The protagonists in Monsterhearts are both teenagers and literal monsters; werewolves, vampires, ghosts, etc. If you look deeper though, each monster is also a metaphor for a teenage problem or issue. The werewolf is both werewolf and a metaphor for authority issues. The Ghost is an actual ghost and a metaphor for feeling isolated and invisible. It’s really clever, and makes the games really powerful. It also means that what I consider to be “good” Skins follow the same pattern. They need to be both a literal monster and a metaphor for some aspect of teenage life. I completely stumbled into that combination due to blind luck with my first finished Skin: The Oni.
If you don’t know what an oni is, it’s a creature from Japanese mythology that is kind of like a troll or an ogre; a big, evil, human-eating monster. They can turn invisible, can control thunder and lightening, and are thought to have caused all sorts of nastiness. But over the centuries both oni, and a similar monster called a namahage, have become sort of like societal enforcers here in Japan. There’s a traditional celebration at the beginning of February called Setsubun where people dress up as oni/namahage and scare little children into being good. They essentially bully kids into behaving so that they conform to society’s rules and everyone gets along, which is a very important part of Japanese society. Bullying was an aspect of teenage life I hadn’t seen in a Monsterhearts Skin yet, and so I ran with it.

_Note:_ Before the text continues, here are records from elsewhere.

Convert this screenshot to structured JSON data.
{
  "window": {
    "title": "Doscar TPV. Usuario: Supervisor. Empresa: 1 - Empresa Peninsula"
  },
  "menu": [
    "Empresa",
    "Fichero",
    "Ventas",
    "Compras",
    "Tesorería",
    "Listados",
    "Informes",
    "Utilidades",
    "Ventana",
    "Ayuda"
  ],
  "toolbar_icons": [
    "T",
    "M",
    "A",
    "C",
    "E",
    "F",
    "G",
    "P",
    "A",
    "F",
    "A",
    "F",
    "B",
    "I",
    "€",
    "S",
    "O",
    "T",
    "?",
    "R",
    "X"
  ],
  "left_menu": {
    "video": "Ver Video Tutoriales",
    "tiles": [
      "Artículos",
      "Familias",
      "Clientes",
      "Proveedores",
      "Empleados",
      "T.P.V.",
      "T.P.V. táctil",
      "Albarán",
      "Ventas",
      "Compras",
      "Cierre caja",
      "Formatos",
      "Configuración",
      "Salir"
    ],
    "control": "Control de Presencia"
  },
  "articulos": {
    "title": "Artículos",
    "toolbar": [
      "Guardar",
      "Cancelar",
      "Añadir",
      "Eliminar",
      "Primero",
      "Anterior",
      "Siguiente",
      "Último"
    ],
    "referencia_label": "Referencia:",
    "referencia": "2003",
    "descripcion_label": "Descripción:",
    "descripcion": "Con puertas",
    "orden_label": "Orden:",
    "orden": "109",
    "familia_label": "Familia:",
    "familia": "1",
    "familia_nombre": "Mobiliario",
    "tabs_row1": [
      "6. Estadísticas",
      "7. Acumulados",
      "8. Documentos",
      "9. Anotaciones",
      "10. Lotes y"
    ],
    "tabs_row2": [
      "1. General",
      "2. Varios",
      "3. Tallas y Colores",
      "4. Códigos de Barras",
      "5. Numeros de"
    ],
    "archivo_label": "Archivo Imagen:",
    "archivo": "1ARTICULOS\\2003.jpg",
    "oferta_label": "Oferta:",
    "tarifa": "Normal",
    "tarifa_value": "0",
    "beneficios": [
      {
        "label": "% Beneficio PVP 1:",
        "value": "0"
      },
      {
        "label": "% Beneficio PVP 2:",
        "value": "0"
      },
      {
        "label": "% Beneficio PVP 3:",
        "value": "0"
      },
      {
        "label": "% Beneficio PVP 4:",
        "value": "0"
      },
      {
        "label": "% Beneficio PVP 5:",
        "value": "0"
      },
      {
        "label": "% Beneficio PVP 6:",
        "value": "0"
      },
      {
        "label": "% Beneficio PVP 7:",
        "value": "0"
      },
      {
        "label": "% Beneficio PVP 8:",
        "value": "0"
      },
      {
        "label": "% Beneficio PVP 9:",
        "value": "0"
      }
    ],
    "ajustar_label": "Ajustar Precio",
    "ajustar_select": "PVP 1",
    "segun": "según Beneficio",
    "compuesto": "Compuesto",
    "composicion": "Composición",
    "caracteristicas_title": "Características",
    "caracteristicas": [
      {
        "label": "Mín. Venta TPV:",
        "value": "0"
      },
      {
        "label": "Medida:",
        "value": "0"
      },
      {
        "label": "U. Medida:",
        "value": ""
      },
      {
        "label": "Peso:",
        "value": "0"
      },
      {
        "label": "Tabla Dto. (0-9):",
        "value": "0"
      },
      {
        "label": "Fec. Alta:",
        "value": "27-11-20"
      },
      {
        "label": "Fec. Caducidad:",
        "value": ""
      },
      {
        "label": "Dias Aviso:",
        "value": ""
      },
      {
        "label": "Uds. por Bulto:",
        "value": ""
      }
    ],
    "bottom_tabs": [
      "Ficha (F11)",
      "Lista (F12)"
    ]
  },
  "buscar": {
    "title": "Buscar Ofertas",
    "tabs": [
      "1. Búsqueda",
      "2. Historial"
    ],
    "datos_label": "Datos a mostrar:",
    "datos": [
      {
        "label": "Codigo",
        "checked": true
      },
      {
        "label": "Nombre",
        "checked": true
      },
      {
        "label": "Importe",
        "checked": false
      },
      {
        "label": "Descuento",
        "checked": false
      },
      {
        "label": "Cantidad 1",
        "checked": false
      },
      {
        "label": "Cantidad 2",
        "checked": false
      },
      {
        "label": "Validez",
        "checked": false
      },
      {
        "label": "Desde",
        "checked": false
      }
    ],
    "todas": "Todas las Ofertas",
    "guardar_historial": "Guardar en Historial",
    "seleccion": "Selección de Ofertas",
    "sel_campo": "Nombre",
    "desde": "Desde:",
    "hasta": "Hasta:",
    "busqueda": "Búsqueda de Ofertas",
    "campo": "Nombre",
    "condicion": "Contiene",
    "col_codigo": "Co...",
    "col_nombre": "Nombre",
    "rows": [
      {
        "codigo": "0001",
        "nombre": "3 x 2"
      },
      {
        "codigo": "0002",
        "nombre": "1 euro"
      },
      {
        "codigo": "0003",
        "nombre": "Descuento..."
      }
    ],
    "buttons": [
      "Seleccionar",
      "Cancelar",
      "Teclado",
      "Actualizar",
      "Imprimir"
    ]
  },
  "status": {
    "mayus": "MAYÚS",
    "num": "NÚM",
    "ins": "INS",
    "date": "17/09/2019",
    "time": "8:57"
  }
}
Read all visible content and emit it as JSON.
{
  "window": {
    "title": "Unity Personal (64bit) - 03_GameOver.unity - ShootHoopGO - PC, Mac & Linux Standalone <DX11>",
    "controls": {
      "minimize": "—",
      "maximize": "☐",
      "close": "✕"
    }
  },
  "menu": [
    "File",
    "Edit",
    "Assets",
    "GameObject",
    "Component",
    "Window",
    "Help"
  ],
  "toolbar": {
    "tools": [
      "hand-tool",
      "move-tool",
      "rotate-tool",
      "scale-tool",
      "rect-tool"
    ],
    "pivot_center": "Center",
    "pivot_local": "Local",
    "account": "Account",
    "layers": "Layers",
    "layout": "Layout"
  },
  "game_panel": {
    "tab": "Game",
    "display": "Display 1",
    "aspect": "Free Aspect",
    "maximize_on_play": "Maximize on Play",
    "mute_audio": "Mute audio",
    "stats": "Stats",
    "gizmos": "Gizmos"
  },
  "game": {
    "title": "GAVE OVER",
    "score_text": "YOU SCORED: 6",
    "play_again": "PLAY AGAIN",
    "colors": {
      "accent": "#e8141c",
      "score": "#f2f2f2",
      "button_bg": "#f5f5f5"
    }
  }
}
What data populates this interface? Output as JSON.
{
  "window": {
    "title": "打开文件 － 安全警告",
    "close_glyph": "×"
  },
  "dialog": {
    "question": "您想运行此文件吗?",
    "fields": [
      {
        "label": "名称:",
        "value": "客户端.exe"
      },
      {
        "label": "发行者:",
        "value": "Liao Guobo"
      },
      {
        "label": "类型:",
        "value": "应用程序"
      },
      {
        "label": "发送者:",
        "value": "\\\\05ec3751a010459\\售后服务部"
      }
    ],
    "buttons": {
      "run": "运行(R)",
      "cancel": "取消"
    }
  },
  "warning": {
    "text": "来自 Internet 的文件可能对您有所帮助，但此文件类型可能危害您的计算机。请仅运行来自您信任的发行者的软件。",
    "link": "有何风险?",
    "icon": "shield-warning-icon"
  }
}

After completing The Oni, I decided to continue the theme of Japanese mythology and picked another well-known creature: The Kitsune. I didn’t stumble into the perfect mix of monster and metaphor here though; I thought for a long time about what aspect of teenage life a shape-changing fox spirit could represent. Finally it hit me: compulsive lying. Kitsune often take the shape of human beings to play tricks, cause mischief, or just to experience life as a person. Sometimes they get stuck in human form, trapped by their own lies and forced to keep on lying to maintain the charade. Compulsive lying was again something I hadn’t seen explored in a Monsterhearts Skin and I finally found a way to represent it mechanically.
I have ideas for other Japanese-themed Monsterhearts Skins, namely The Tengu, The Tannuki, and The Kappa, but I haven’t gotten very far with them yet. Hopefully I’ll finish them eventually. Again both, The Oni and The Kitsune are available on PayHip for just $4 each, and half the proceeds go to either The Southern Poverty Law Center or Planned Parenthood respectively. If you don’t want to go through PayHip, email me and we can arrange something through PayPal instead if you’d like.